USP – Literary connections and library listings are a plus, reviews are well-written and customer service is impeccable, often do deals with partners, such as SPR, that give discounts and offers.
Downside – No sales links to book
IndieReader has just put prices up by as much as $100, so it seems that their claims of being “the most cost-effective” review service need some further examination. Personally I think their star system comes off kind of snarky instead of encouraging: one star apparently meaning, “Really bad; there’s a reason this book is self-pubbed.” which seems mean-spirited for a community-based industry. However, their site is clean, smart and modern and their mailing list is really informative. Again, you don’t get any “extras” so you are just paying for a review that takes up to 9 weeks depending on what service you choose.
However, IndieReader is an incredibly good read and a go-to for industry news, so it’s definitely worth looking at some exposure with IR as part of a marketing plan.
USP – Bustling website means your review will get seen. The second-lowest priced service.
Downside – Star-rating and review style may be a little terse for some, turnaround is slow.
We’ve got three review packages, starting at $69 if you need a quick fix of exposure within 2 weeks. Both our SPR review packages deliver in 4 weeks and have 500 words, and there are a ton of extras and discounts for members.
If we combine our readership of around 37,000 on social media allowing for repeats, plus our 7,000 subscribers, it seems we are doing pretty well on getting reviews seen, and we share the actual URL of the review on social media, our homepage and newsletters as part of the service.
We definitely score on cost, speed, plenty of copy, plenty of extras for marketing and exposure, and we provide lots of testimonials for potential clients to see what we do.
Looking at this study we’ve learned about developing our brand, and that is next on the agenda.
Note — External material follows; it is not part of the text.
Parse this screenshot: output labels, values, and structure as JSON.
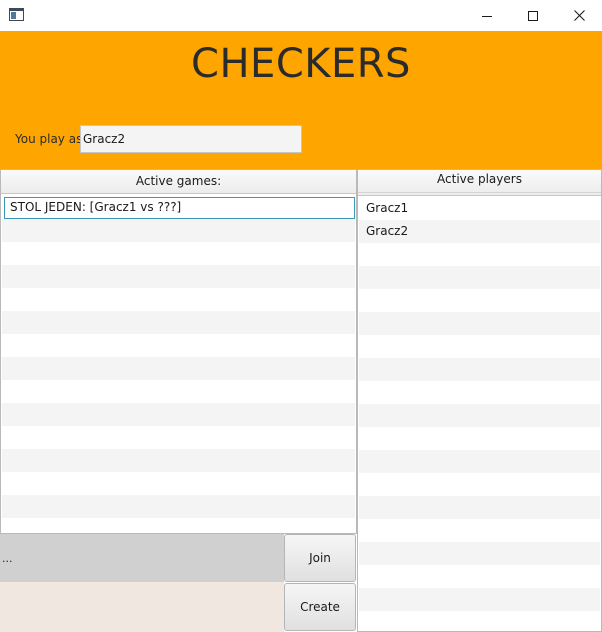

Until then, remember, a paid review is not just useful on the site you bought it on, but it offers a great advantage for having press release copy, back of book copy, star ratings and editorial reviews on all your sales outlets. Paid reviews are an essential part of a professional book marketing plan, and we’re all here to help you discover your target audience and to use the right language to sell your book as an indie author.Editor – This report has been corrected to reflect that BlueInk do share on social media and have testimonials on their site. Apologies for the error to Patti and Patty at BlueInk Review. Updated – May 2015